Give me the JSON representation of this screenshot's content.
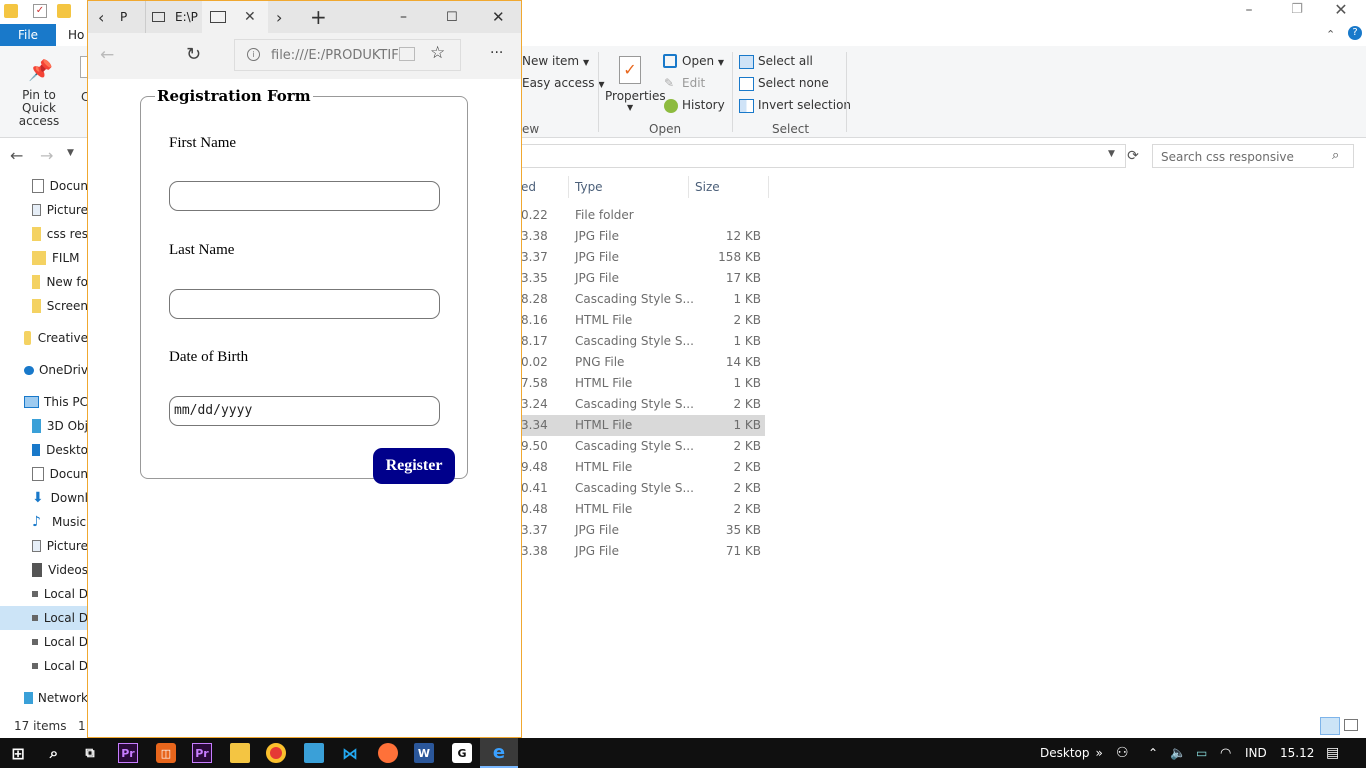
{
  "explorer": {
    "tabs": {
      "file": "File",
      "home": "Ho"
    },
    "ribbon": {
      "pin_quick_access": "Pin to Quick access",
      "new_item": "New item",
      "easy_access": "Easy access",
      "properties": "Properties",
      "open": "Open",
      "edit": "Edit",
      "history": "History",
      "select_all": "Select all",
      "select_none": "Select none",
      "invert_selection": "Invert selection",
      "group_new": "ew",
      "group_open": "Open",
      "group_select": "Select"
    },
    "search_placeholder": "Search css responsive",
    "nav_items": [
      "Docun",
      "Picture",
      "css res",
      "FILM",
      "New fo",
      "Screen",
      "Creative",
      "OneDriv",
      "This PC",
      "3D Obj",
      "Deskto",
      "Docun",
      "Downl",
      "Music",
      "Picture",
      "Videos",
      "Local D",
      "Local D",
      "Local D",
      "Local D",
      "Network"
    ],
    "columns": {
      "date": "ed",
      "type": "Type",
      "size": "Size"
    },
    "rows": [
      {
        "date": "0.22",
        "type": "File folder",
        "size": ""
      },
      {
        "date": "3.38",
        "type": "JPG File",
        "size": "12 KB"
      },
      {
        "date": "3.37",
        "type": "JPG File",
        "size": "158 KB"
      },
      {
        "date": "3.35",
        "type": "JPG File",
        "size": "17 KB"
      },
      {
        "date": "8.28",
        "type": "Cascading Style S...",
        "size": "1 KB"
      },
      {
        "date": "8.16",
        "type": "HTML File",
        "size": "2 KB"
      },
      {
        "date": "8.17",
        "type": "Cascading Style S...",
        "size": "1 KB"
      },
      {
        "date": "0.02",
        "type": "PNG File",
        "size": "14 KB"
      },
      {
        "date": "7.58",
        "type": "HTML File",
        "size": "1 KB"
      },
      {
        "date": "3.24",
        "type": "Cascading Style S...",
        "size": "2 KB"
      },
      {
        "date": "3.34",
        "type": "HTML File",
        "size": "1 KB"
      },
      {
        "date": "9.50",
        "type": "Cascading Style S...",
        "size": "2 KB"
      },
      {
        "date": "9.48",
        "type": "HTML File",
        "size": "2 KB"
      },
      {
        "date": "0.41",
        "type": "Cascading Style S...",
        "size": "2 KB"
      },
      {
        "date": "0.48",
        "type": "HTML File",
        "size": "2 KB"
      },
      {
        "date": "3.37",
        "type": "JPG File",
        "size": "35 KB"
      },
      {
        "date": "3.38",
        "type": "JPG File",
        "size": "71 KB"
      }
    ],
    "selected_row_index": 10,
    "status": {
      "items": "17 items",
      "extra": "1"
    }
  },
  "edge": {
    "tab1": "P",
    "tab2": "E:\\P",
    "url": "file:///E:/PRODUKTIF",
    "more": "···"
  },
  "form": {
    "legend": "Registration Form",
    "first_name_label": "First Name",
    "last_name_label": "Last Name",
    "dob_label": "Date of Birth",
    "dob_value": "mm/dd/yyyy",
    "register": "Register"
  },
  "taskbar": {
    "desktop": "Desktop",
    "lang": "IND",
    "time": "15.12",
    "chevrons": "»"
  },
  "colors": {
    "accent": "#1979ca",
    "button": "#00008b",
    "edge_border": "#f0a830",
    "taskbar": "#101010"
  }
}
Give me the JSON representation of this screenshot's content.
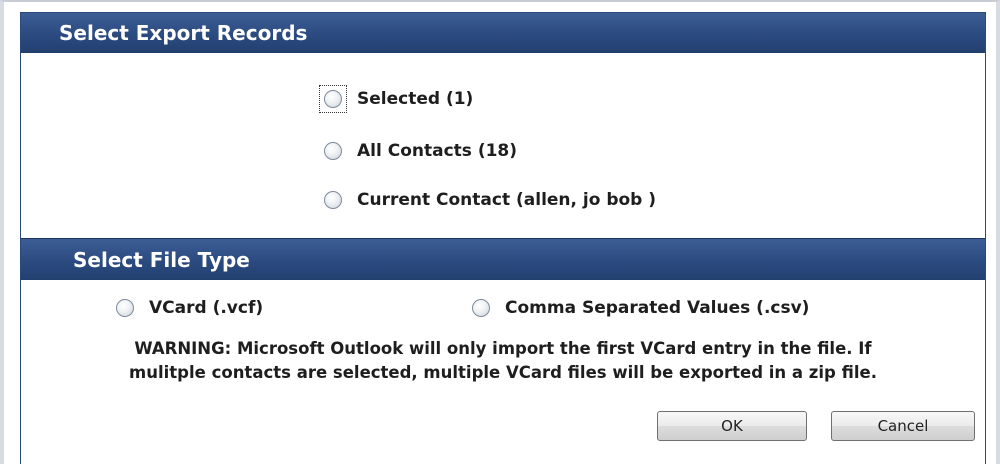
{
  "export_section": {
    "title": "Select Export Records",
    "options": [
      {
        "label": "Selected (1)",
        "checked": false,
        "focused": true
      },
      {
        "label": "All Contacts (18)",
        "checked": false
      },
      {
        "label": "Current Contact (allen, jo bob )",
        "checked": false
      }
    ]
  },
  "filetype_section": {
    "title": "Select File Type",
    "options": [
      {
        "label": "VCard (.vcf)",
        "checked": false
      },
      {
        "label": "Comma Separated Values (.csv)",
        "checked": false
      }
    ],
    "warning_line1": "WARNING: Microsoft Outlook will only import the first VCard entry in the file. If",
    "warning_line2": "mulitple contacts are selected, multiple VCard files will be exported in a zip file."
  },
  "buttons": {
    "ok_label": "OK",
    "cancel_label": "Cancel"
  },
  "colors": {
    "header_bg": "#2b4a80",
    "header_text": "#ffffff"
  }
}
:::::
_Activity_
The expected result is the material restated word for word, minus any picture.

_Finished exercise_
Give me the JSON representation of this screenshot's content.
{
  "explorer": {
    "tabs": {
      "file": "File",
      "home": "Ho"
    },
    "ribbon": {
      "pin_quick_access": "Pin to Quick access",
      "new_item": "New item",
      "easy_access": "Easy access",
      "properties": "Properties",
      "open": "Open",
      "edit": "Edit",
      "history": "History",
      "select_all": "Select all",
      "select_none": "Select none",
      "invert_selection": "Invert selection",
      "group_new": "ew",
      "group_open": "Open",
      "group_select": "Select"
    },
    "search_placeholder": "Search css responsive",
    "nav_items": [
      "Docun",
      "Picture",
      "css res",
      "FILM",
      "New fo",
      "Screen",
      "Creative",
      "OneDriv",
      "This PC",
      "3D Obj",
      "Deskto",
      "Docun",
      "Downl",
      "Music",
      "Picture",
      "Videos",
      "Local D",
      "Local D",
      "Local D",
      "Local D",
      "Network"
    ],
    "columns": {
      "date": "ed",
      "type": "Type",
      "size": "Size"
    },
    "rows": [
      {
        "date": "0.22",
        "type": "File folder",
        "size": ""
      },
      {
        "date": "3.38",
        "type": "JPG File",
        "size": "12 KB"
      },
      {
        "date": "3.37",
        "type": "JPG File",
        "size": "158 KB"
      },
      {
        "date": "3.35",
        "type": "JPG File",
        "size": "17 KB"
      },
      {
        "date": "8.28",
        "type": "Cascading Style S...",
        "size": "1 KB"
      },
      {
        "date": "8.16",
        "type": "HTML File",
        "size": "2 KB"
      },
      {
        "date": "8.17",
        "type": "Cascading Style S...",
        "size": "1 KB"
      },
      {
        "date": "0.02",
        "type": "PNG File",
        "size": "14 KB"
      },
      {
        "date": "7.58",
        "type": "HTML File",
        "size": "1 KB"
      },
      {
        "date": "3.24",
        "type": "Cascading Style S...",
        "size": "2 KB"
      },
      {
        "date": "3.34",
        "type": "HTML File",
        "size": "1 KB"
      },
      {
        "date": "9.50",
        "type": "Cascading Style S...",
        "size": "2 KB"
      },
      {
        "date": "9.48",
        "type": "HTML File",
        "size": "2 KB"
      },
      {
        "date": "0.41",
        "type": "Cascading Style S...",
        "size": "2 KB"
      },
      {
        "date": "0.48",
        "type": "HTML File",
        "size": "2 KB"
      },
      {
        "date": "3.37",
        "type": "JPG File",
        "size": "35 KB"
      },
      {
        "date": "3.38",
        "type": "JPG File",
        "size": "71 KB"
      }
    ],
    "selected_row_index": 10,
    "status": {
      "items": "17 items",
      "extra": "1"
    }
  },
  "edge": {
    "tab1": "P",
    "tab2": "E:\\P",
    "url": "file:///E:/PRODUKTIF",
    "more": "···"
  },
  "form": {
    "legend": "Registration Form",
    "first_name_label": "First Name",
    "last_name_label": "Last Name",
    "dob_label": "Date of Birth",
    "dob_value": "mm/dd/yyyy",
    "register": "Register"
  },
  "taskbar": {
    "desktop": "Desktop",
    "lang": "IND",
    "time": "15.12",
    "chevrons": "»"
  },
  "colors": {
    "accent": "#1979ca",
    "button": "#00008b",
    "edge_border": "#f0a830",
    "taskbar": "#101010"
  }
}
Give me the JSON representation of this screenshot's content.
{
  "export_section": {
    "title": "Select Export Records",
    "options": [
      {
        "label": "Selected (1)",
        "checked": false,
        "focused": true
      },
      {
        "label": "All Contacts (18)",
        "checked": false
      },
      {
        "label": "Current Contact (allen, jo bob )",
        "checked": false
      }
    ]
  },
  "filetype_section": {
    "title": "Select File Type",
    "options": [
      {
        "label": "VCard (.vcf)",
        "checked": false
      },
      {
        "label": "Comma Separated Values (.csv)",
        "checked": false
      }
    ],
    "warning_line1": "WARNING: Microsoft Outlook will only import the first VCard entry in the file. If",
    "warning_line2": "mulitple contacts are selected, multiple VCard files will be exported in a zip file."
  },
  "buttons": {
    "ok_label": "OK",
    "cancel_label": "Cancel"
  },
  "colors": {
    "header_bg": "#2b4a80",
    "header_text": "#ffffff"
  }
}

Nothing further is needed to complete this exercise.